A mostly pelagic species, the wedge-tailed shearwater forages over large tracts of open ocean where it feeds mainly on fish, although cephalopods, crustaceans and insects may also be taken (2) (7) (9) (10). It generally feeds during the day, often aggregating in feeding flocks associated with tuna and other large predatory fish, or congregating around other seabirds, dolphins, trawlers or fishing boats (2) (9) (10).
The wedge-tailed shearwater catches its prey primarily by ‘contact-dipping’, where the bird flies close to the surface and plunges the head and neck into the water to capture prey during flight. Having seized a fish or other prey item, the wedge-tailed shearwater flips the head upwards to swallow the prey mid-flight. The wedge-tailed shearwater may also sit on the water surface to feed, and will sometimes make deeper dives, to a maximum depth of 66 metres below the surface (2) (7).
The wedge-tailed shearwater breeds between February and November in the Northern Hemisphere and September to June in the Southern Hemisphere, although the exact timing varies with location (2) (3) (10). The wedge-tailed shearwater is monogamous and generally returns to the colony in which it was born to breed, often reclaiming the same nest site from season to season (2) (3) (12) (13).
The nest site is selected by both the male and female wedge-tailed shearwater as part of the courtship ritual. Nests are usually close to sea level, in burrows in sand or soil. It may also nest in rock crevices and caves, or will sometimes nest on the surface under dense vegetation (2) (1). Both adults contribute to the excavation of the burrow, digging using the bills and feet to loosen, scrape and remove the soil (2) (3). The first part of the burrow generally slopes downwards towards a nesting chamber which is often, but not always, lined with vegetation (2). Mating takes place either in or near the burrow once the nest is complete, after which both members of the breeding pair will return to sea for up to a month to forage, building up energy reserves for egg-laying and incubation (2) (3) (11) (12).

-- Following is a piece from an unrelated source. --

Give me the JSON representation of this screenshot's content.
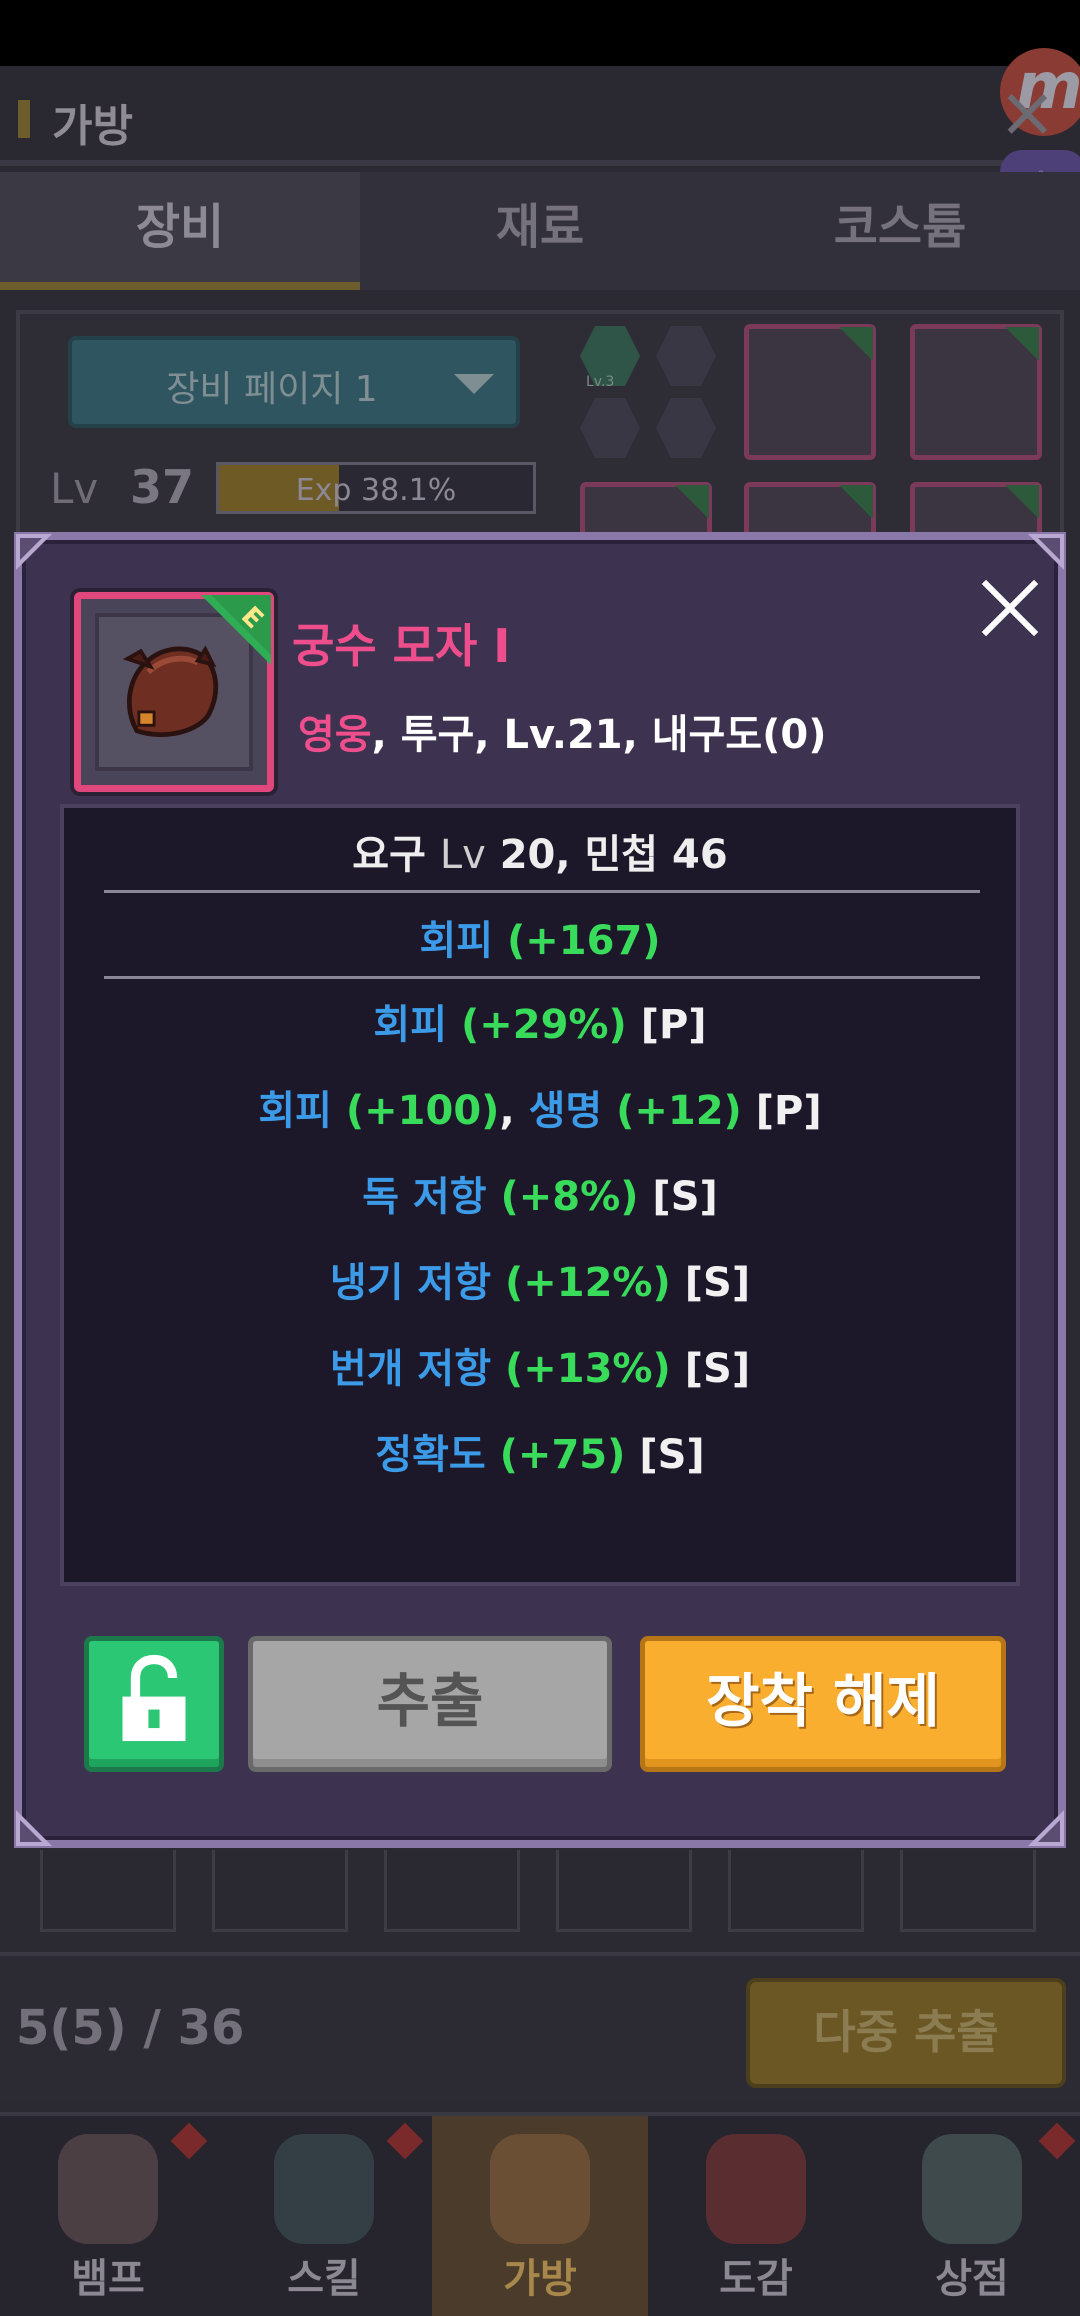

The wedge-tailed shearwater lays a single, very large white egg which is incubated for between 50 and 53 days. Both adults share the incubation duties in alternating shifts that last up to 13 days at a time, with the male generally incubating first (2) (3) (11) (13). After hatching, the chick is brooded for up to six days, after which it is left alone while the adults hunt. The chick is initially fed by the adults with stomach oil, an energy-rich, waxy oil of digested prey, before eventually being fed whole fish (3). Wedge-tailed shearwater chicks grow much larger than the adults during the nestling period, increasing to a weight of around 560 grams before dropping to around 430 grams. The chick remains in the burrow for the whole of the nestling period but is generally deserted by the adult wedge-tailed shearwaters a few weeks before fledging, which typically occurs after 103 to 115 days (2) (3).